Alan –great comment as usual. I have been following this discussion on FB and here. Almost everyone’s comments are right on. Hard to argue with anyone. But you bring up a point I have been trying to make…and that is the importance of the doctor-patient relationship and the building of trust. That is what starts with the exam. It will only be those doctors who value that process who will flourish in the future, as our health care system degenerates by devaluing the human factor. It will take courage for the dentist to continue to maintain this standard as pressure will mount to accept the parameters of government, and corporate America. But–as someone once said– the insecure path is the secure path…in the end.
Rick Coker says
I am sorry I wasn’t clear here, my fingers sometimes outrace my brain! What I meant to convey is that everybody who becomes a dental patient, client, friend or guest deserves a thorough examination, but way too many times it is assumed that if the dentist finds a lot of problems through that exam, the patient will just automatically follow through with the treatment, well, just because! Barkley spoke of this in his book and the revelation he received after his high school cheerleader friend had all her teeth removed because she couldn’t afford the treatment he deduced from his textbook examination.

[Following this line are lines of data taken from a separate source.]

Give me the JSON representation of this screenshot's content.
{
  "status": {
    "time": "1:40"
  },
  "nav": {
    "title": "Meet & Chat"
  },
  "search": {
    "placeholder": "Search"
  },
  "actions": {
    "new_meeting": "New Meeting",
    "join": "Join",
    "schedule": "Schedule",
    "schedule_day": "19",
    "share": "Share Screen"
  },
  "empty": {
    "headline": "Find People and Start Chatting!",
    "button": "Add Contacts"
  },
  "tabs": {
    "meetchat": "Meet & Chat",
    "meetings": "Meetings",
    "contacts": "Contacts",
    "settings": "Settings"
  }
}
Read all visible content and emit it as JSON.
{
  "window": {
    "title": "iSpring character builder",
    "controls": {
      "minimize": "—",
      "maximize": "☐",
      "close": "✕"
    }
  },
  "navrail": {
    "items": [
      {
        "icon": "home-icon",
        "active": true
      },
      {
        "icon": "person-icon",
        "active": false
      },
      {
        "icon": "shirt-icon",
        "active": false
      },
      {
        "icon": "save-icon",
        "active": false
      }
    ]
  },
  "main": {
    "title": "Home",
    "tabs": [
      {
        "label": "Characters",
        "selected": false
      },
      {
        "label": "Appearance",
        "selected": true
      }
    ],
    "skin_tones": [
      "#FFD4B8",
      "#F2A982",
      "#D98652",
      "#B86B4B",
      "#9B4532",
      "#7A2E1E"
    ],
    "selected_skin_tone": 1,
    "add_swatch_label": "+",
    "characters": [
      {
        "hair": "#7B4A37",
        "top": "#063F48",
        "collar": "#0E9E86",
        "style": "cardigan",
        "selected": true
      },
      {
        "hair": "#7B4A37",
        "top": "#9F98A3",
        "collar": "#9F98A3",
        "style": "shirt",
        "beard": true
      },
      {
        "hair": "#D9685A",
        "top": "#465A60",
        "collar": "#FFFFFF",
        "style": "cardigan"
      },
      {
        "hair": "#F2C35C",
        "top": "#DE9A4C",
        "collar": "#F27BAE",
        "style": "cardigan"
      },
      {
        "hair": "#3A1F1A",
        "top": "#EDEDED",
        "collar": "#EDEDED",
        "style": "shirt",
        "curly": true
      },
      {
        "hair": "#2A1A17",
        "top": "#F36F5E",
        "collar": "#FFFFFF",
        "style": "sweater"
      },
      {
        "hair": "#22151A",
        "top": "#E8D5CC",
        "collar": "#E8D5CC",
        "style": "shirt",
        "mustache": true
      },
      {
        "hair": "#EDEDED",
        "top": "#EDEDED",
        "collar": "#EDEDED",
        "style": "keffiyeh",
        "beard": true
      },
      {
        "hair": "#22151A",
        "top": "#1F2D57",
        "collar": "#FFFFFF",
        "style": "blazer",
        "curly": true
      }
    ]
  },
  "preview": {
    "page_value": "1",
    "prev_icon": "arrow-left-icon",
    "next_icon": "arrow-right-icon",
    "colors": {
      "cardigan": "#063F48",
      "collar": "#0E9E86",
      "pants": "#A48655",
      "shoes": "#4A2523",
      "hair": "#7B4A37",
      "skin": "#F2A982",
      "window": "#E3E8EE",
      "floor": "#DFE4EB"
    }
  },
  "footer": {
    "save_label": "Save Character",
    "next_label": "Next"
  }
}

Omer Reed told me years ago that “Getting to do the dentistry is a lot harder than doing the dentistry” and it is true today as ever, as choices and options and insurance plans proliferate. You don’t get to do more dentistry by finding more problems but you may do more by relating those concerns to what the patient wants for themselves, right?
I think the future holds incredible promise for dentists who are willing to listen, to stay current and to provide high levels of care, in a warm and personal environment. But that will include great esthetics- both dental and facial, a comfortable and functional occlusion, and a very high level of continuing care!
Now we’re talkin’ Rick. And BTW—that discussion over on Facebook was getting a little out of hand—when Dan Marino showed up—because I consider myself the eternal rookie.
John Bryson says
Appreciate your comment about the Facebook discussion. I’m happy that you posted on FB though, because it introduced me to this web site of progressive thinkers. We are all rookies and there is always more to learn.
Alan Stern says
There we are! I think we’re all on the same page. To me, it’s about getting that patient to own their own problem(s) and take action based on the information they get from me.
My greatest frustration occurs when people choose to ignore the big issues after a long exam and discussion process WITH photographs.
Alan — I remember when Abbie Hoffman and Jerry Rubin were hippies—leaders of a whole generation. Then that generation changed–poor Abbie didn’t survive but Jerry became a Yuppie—and so a whole generation of people became consumed with a whole new lexicon — and the focus became “productivity.” The examination wasn’t created for the sole purpose of production —PLEASE — explain that to all of the dental consultants out there—dentistry is about more than production.
So then there was Crosby Stills and Nash —who told us to “Teach Our Children Well,” but we blew that…so now the sins of our fathers (I love cliche’s) are upon us.
Maybe we can’t change mindsets—but the comprehensive exam had the same rationale for LD Pankey as it has for us—to collect data—and establish rapport. The rest is another topic.
I like this forum better than Facebook—too many Philistines over there.
Rick Coker says
Everybody’s experience is different, but I look back and often things that I thought were simple are not, and things I thought were complex were simple! But the more you know, the more you realize you are dependent on the patient’s tolerance and that isn’t a fixed value. I agree with you, that getting cocky about what we know is dangerous!
Getting back to the subject at hand- A complete exam is necessary for anybody in my office who wants to be part of the family, but often that isn’t on the first visit!
Like mentioned I think it will depend on the patient and their needs. I agree though that not rushing everything in one appointment is important and inviting them back is a great way to go over everything, the key though with some patients is whether or not they will want to come back as most want to get everything done at one time.